▶ **Aim of the task**:
Return each line of the records below that contains the word "Execute".
#### Data extract
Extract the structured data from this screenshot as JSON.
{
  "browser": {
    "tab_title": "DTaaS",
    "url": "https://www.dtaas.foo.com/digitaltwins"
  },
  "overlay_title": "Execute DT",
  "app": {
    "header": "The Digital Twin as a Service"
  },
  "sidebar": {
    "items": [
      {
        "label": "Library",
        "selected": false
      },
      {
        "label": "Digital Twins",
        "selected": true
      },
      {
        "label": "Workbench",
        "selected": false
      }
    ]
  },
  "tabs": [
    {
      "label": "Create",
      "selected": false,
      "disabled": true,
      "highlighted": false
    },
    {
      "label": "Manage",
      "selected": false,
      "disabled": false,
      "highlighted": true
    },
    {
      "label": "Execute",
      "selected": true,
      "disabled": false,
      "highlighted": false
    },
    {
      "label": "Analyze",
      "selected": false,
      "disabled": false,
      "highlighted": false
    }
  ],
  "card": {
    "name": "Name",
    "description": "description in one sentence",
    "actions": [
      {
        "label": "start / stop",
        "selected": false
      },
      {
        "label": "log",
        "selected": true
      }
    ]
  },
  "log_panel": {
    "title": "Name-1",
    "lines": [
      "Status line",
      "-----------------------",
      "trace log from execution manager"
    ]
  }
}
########
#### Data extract
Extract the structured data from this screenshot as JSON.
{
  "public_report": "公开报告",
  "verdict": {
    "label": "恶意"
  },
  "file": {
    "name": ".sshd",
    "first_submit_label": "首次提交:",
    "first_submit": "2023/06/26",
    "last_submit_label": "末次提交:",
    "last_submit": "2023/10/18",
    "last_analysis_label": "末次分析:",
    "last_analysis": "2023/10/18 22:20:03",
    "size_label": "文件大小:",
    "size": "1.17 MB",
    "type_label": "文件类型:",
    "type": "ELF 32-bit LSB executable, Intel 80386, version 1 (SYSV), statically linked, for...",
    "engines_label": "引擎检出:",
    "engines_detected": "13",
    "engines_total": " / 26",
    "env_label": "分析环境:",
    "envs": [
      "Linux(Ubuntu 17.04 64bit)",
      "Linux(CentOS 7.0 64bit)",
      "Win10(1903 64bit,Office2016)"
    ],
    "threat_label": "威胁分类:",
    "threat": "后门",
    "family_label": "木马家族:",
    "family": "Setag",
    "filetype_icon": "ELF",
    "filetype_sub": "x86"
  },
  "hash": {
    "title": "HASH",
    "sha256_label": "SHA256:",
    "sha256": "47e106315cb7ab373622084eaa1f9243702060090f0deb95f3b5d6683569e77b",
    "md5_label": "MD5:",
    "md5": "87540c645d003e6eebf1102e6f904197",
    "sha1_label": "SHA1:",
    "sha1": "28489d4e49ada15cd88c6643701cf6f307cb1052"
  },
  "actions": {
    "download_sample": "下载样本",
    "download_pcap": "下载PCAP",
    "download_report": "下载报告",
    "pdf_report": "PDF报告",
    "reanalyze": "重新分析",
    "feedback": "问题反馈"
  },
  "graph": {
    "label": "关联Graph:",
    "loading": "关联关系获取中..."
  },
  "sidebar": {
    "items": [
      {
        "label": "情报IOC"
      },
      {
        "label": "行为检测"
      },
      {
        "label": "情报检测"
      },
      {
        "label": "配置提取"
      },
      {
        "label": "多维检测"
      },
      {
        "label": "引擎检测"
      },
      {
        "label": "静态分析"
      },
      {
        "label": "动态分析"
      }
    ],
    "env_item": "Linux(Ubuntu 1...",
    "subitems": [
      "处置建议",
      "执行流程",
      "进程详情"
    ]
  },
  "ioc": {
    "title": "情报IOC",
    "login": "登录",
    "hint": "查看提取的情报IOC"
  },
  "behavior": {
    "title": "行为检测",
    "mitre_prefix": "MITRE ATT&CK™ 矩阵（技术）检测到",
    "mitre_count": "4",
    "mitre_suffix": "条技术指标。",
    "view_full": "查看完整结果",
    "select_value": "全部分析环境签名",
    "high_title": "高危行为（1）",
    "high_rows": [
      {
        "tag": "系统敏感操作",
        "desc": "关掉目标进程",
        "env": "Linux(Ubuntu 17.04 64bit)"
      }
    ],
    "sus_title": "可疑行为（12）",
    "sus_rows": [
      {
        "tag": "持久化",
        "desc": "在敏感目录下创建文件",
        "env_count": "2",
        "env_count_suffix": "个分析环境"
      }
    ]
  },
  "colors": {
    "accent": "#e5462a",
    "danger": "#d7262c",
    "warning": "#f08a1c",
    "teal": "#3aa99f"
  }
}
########
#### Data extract
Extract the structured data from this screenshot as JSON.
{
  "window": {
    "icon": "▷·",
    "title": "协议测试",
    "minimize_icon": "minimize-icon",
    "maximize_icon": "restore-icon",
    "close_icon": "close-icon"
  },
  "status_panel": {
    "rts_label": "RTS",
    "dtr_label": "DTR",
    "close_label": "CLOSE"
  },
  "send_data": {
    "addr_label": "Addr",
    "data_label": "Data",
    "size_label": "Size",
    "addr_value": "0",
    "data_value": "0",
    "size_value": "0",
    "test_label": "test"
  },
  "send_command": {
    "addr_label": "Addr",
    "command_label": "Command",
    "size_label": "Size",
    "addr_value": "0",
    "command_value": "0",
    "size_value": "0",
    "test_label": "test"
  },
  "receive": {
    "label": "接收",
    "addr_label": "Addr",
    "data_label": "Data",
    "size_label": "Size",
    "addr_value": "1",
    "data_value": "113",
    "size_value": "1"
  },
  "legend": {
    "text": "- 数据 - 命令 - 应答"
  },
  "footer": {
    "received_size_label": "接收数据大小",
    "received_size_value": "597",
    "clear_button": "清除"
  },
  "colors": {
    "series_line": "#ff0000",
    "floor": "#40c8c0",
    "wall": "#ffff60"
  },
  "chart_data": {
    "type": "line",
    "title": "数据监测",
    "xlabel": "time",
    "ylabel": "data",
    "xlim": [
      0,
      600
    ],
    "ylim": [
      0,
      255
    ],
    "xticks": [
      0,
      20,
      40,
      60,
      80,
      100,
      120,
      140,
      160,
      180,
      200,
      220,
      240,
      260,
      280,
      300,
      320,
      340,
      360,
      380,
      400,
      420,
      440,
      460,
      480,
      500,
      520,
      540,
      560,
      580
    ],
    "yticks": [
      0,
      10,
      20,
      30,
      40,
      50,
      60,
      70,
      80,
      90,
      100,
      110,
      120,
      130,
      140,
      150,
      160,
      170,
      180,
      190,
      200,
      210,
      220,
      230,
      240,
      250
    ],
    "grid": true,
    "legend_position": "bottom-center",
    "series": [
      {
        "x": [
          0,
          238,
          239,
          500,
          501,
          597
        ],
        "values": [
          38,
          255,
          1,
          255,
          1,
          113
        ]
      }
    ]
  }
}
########
▶ **Output for this exercise**:
  "overlay_title": "Execute DT",
      "label": "Execute",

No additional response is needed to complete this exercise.